Conservative peer quits over ‘scale’ of COVID rule-breaking in Downing Street

Conservative peer David Wolfson has quit as justice minister over the “scale, context and nature” of breaches of COVID regulations in Downing Street.

Lord Wolfson said in a letter to Boris Johnson he was quitting not only over the events themselves, or the prime minister’s “own conduct,” but also “the official response to what took place”.

He said: “I regret that recent disclosures lead to the inevitable conclusion that there was repeated rule-breaking, and breaches of the criminal law, in Downing Street.

“I have – again, with considerable regret – come to the conclusion that the scale, context and nature of those breaches mean that it would be inconsistent with the rule of law for that conduct to pass with constitutional impunity”.

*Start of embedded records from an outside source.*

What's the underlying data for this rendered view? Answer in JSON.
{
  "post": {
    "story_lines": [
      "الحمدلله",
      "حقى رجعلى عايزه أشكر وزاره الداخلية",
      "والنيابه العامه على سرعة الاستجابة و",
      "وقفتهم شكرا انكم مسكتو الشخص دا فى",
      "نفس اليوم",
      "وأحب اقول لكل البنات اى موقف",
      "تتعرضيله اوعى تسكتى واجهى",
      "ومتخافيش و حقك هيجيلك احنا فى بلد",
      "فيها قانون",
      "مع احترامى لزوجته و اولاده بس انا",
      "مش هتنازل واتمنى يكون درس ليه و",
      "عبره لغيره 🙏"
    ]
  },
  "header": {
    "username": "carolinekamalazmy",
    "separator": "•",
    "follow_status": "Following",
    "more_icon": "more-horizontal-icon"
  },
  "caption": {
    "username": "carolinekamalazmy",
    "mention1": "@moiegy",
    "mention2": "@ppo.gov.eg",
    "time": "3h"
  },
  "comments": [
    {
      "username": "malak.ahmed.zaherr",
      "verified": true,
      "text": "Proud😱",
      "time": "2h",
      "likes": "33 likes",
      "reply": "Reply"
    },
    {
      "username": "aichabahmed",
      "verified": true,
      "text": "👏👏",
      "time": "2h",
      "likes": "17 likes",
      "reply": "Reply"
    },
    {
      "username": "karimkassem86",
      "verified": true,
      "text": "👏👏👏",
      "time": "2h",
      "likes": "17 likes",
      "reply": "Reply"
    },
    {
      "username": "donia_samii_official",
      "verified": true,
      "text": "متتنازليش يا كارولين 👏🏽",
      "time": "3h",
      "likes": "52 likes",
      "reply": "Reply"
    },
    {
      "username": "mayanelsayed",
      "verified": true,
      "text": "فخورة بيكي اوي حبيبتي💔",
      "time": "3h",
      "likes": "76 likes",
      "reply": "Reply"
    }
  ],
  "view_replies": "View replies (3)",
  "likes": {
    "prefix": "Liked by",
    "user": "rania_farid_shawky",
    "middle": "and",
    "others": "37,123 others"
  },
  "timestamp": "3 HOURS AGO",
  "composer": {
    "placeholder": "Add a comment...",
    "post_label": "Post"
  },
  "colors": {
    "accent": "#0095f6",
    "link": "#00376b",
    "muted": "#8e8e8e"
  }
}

It comes after Mr Johnson, his wife Carrie and Chancellor Rishi Sunak paid fines for attending a birthday party held for the prime minister in the Cabinet room in No 10 in June 2020.

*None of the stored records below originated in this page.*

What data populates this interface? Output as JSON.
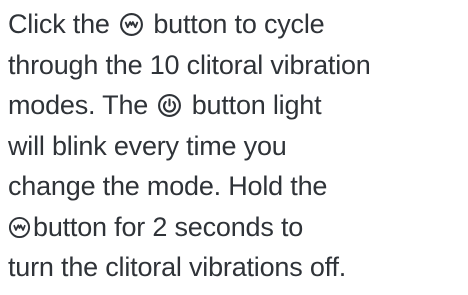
{
  "instructions": {
    "line1": {
      "before": "Click the",
      "after": "button to cycle"
    },
    "line2": "through the 10 clitoral vibration",
    "line3": {
      "before": "modes. The",
      "after": "button light"
    },
    "line4": "will blink every time you",
    "line5": "change the mode. Hold the",
    "line6": {
      "after": "button for 2 seconds to"
    },
    "line7": "turn the clitoral vibrations off."
  },
  "icons": {
    "mode": "wave-mode-icon",
    "power": "power-icon"
  },
  "colors": {
    "text": "#2f3338",
    "icon": "#2f3338"
  }
}
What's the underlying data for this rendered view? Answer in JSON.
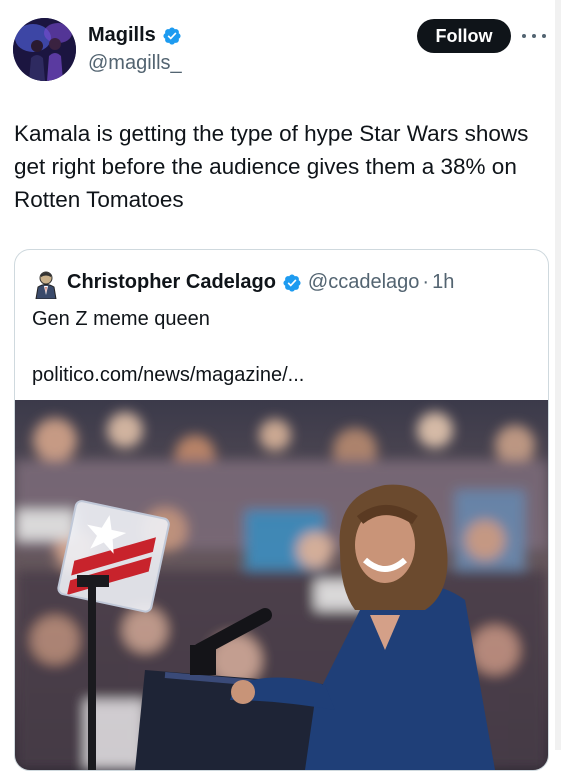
{
  "author": {
    "display_name": "Magills",
    "handle": "@magills_",
    "verified": true,
    "avatar_icon": "profile-avatar"
  },
  "actions": {
    "follow_label": "Follow",
    "more_icon": "more-horizontal-icon"
  },
  "tweet": {
    "text": "Kamala is getting the type of hype Star Wars shows get right before the audience gives them a 38% on Rotten Tomatoes"
  },
  "quoted_tweet": {
    "display_name": "Christopher Cadelago",
    "handle": "@ccadelago",
    "separator": "·",
    "time": "1h",
    "verified": true,
    "text": "Gen Z meme queen",
    "link": "politico.com/news/magazine/...",
    "media_description": "photo-rally-speaker-at-podium"
  },
  "colors": {
    "verified_blue": "#1d9bf0",
    "text_primary": "#0f1419",
    "text_secondary": "#536471",
    "follow_bg": "#0f1419",
    "border": "#cfd9de"
  }
}
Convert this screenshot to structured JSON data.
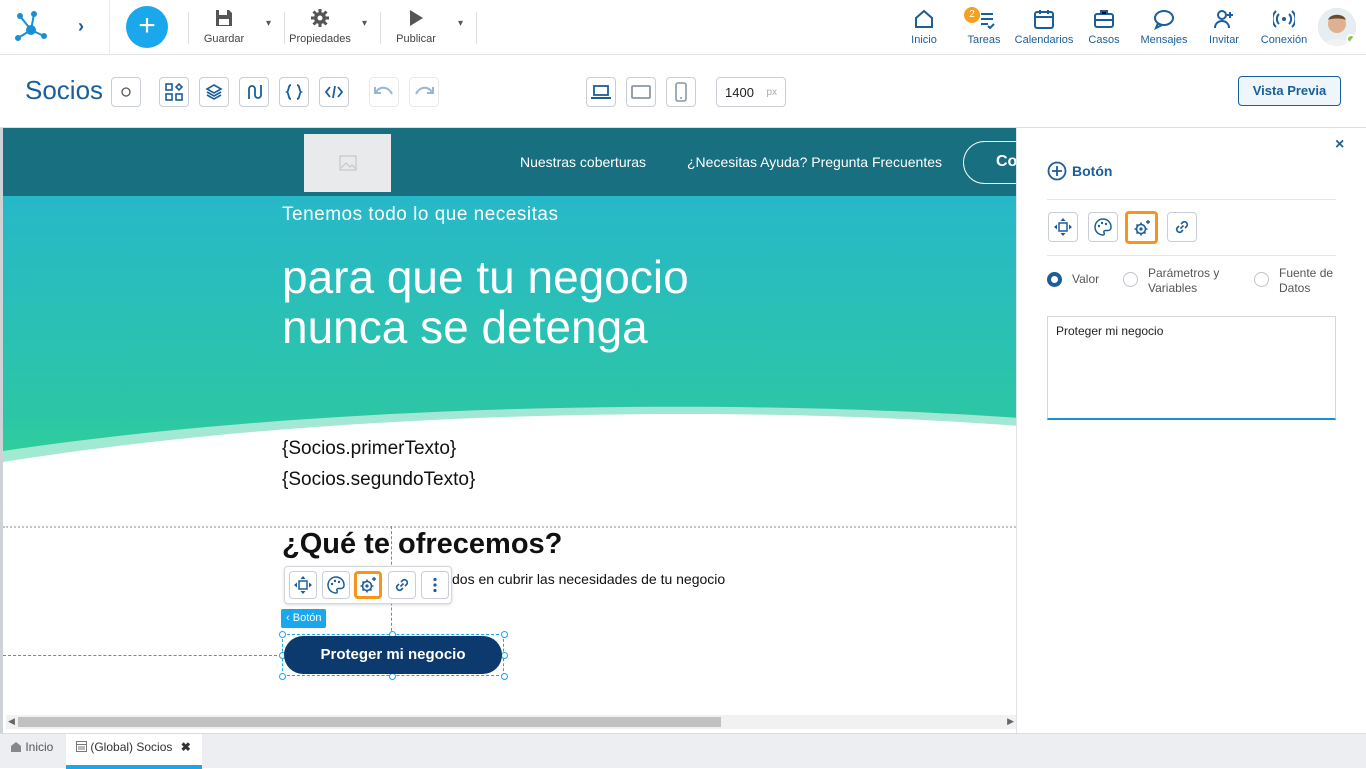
{
  "toolbar": {
    "save_label": "Guardar",
    "properties_label": "Propiedades",
    "publish_label": "Publicar"
  },
  "nav": {
    "home": "Inicio",
    "tasks": "Tareas",
    "tasks_badge": "2",
    "calendars": "Calendarios",
    "cases": "Casos",
    "messages": "Mensajes",
    "invite": "Invitar",
    "connection": "Conexión"
  },
  "editor": {
    "page_title": "Socios",
    "width_value": "1400",
    "width_unit": "px",
    "preview_label": "Vista Previa"
  },
  "site": {
    "nav_links": [
      "Nuestras coberturas",
      "¿Necesitas Ayuda? Pregunta Frecuentes"
    ],
    "cta_outline": "Co",
    "hero_sub": "Tenemos todo lo que necesitas",
    "hero_line1": "para que tu negocio",
    "hero_line2": "nunca se detenga",
    "var1": "{Socios.primerTexto}",
    "var2": "{Socios.segundoTexto}",
    "section_title": "¿Qué te ofrecemos?",
    "section_text": "dos en cubrir las necesidades de tu negocio",
    "selected_tag": "Botón",
    "button_label": "Proteger mi negocio"
  },
  "panel": {
    "title": "Botón",
    "radio_value": "Valor",
    "radio_params": "Parámetros y Variables",
    "radio_source": "Fuente de Datos",
    "value_text": "Proteger mi negocio"
  },
  "bottom": {
    "tab_home": "Inicio",
    "tab_socios": "(Global) Socios"
  },
  "colors": {
    "accent": "#1aa7ec",
    "brand": "#1a5e9a",
    "highlight": "#f7941d",
    "header": "#176f80",
    "cta": "#0c3a6e"
  }
}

Neither Mr Johnson nor Mr Sunak indicated they would resign over their fines.

Reacting to the news, Tobias Ellwood, chair of the Defence Select Committee, told Sky News: “This is why I want the prime minister to step forward with his plan to recognise the scale of the challenge we face, the fact that the trust has been eroded, otherwise we will get this drip-feed effect of people who no longer want to stay on the sidelines.

“Let’s have the opportunity in the near future where everybody gets to make their mark and decide one way or another whether we support the prime minister towards the next general election or it is time for change.”

Articles You May Like

Ukraine War: Where are Russia making gains?
Elon Musk’s Neuralink Faces US Federal Investigation, Internal Staff Backlash Over Animal Tests
Brittney Griner freed in prisoner swap with Russian ‘Merchant of Death’ arms dealer
Basketball star Brittney Griner back in US after prisoner swap with Russian ‘Merchant of Death’
Putin says deal may be needed to end Ukraine war as he admits mistakes were made over mobilisation